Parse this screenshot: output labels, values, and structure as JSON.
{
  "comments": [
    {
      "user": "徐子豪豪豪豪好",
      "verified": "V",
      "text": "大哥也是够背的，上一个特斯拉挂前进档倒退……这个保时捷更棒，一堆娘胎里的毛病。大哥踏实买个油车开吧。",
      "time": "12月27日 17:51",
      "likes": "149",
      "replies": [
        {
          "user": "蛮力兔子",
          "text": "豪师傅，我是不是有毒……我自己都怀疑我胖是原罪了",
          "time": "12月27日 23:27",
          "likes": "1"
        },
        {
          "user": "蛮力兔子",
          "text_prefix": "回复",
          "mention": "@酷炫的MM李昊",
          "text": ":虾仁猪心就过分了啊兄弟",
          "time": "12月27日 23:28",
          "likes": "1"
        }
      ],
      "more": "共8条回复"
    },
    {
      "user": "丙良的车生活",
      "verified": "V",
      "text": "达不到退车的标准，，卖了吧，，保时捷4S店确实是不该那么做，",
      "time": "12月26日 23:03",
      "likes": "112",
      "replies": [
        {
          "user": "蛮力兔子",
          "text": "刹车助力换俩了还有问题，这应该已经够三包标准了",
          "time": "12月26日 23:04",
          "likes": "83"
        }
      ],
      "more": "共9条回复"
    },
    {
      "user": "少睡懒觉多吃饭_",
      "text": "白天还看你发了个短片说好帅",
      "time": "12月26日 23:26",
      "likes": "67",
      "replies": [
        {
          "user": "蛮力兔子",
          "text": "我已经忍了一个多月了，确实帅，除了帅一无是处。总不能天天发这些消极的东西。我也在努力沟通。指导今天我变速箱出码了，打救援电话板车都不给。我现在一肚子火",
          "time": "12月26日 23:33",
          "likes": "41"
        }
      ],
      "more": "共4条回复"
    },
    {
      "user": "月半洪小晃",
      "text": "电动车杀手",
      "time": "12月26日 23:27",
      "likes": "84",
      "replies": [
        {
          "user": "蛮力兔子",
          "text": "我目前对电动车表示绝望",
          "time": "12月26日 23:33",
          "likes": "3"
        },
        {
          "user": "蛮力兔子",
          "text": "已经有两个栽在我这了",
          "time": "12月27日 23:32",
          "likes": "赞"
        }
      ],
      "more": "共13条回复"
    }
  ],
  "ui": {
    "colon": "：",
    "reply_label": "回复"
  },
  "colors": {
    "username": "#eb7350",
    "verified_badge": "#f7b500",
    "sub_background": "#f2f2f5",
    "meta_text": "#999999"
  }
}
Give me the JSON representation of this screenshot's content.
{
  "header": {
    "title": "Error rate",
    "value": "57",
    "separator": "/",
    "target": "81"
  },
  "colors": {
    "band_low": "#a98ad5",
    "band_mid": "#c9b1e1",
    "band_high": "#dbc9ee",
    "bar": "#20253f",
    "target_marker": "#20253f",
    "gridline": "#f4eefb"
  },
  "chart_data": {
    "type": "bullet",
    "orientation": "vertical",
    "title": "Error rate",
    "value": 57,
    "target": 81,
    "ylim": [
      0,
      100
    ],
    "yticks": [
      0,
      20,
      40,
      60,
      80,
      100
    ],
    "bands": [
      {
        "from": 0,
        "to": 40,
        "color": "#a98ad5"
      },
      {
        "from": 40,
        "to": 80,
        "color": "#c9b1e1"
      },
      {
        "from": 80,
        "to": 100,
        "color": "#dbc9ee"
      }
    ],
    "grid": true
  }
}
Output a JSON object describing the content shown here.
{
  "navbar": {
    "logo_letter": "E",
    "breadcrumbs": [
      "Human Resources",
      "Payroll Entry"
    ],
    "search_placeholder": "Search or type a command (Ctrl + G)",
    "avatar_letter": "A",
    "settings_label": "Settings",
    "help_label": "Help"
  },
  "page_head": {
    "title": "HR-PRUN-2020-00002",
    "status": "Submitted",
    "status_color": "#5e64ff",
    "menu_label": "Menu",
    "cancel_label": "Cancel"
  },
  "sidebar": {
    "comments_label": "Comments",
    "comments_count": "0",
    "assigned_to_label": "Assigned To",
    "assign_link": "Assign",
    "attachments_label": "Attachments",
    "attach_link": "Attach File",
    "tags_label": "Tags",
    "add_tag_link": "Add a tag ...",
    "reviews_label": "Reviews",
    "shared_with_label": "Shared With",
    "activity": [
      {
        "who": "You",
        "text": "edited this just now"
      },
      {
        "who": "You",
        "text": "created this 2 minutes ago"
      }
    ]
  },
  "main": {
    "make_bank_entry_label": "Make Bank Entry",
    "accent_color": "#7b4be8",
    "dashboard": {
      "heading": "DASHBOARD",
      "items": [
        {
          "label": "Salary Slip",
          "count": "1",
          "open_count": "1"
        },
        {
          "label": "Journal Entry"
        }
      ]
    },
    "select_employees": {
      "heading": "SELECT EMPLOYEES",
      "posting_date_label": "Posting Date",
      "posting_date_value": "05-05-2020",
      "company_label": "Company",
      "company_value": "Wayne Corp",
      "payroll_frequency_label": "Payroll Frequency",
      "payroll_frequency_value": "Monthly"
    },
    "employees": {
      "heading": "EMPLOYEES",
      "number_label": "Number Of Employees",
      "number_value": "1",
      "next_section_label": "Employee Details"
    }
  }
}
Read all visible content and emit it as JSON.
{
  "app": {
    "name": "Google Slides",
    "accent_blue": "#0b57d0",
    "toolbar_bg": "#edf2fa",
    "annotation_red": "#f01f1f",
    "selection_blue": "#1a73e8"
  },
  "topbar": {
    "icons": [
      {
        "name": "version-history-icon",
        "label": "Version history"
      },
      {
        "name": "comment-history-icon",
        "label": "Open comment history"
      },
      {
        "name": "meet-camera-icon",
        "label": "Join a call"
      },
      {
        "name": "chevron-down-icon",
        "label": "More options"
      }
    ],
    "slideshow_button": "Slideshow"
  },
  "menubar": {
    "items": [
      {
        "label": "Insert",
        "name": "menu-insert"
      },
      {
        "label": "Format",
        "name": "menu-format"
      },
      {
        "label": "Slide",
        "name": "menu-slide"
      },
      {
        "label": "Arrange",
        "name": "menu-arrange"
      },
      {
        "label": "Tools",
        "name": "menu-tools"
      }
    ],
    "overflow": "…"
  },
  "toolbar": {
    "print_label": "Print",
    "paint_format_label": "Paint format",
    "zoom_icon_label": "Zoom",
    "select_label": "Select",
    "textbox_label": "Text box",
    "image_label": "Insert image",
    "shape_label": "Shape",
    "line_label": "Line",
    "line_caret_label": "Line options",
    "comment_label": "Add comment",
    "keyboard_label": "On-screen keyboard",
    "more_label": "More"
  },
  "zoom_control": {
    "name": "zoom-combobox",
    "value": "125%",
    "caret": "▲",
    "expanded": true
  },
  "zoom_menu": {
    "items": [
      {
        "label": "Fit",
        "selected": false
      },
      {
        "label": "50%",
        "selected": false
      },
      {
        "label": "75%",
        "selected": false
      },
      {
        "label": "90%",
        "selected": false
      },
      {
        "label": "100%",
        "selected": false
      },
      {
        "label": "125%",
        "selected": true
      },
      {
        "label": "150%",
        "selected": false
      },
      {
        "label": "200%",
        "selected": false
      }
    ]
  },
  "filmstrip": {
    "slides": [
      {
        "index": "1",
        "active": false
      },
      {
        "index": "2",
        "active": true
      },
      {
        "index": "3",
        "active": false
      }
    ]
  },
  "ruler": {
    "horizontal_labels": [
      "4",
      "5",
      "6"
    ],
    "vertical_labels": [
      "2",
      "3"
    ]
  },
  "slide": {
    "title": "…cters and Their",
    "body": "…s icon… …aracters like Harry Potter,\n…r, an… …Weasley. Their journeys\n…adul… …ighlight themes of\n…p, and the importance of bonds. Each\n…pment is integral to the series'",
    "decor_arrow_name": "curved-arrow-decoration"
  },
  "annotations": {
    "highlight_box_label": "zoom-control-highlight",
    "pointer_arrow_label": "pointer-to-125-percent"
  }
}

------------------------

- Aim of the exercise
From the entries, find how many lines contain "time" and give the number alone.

- Completed exercise
10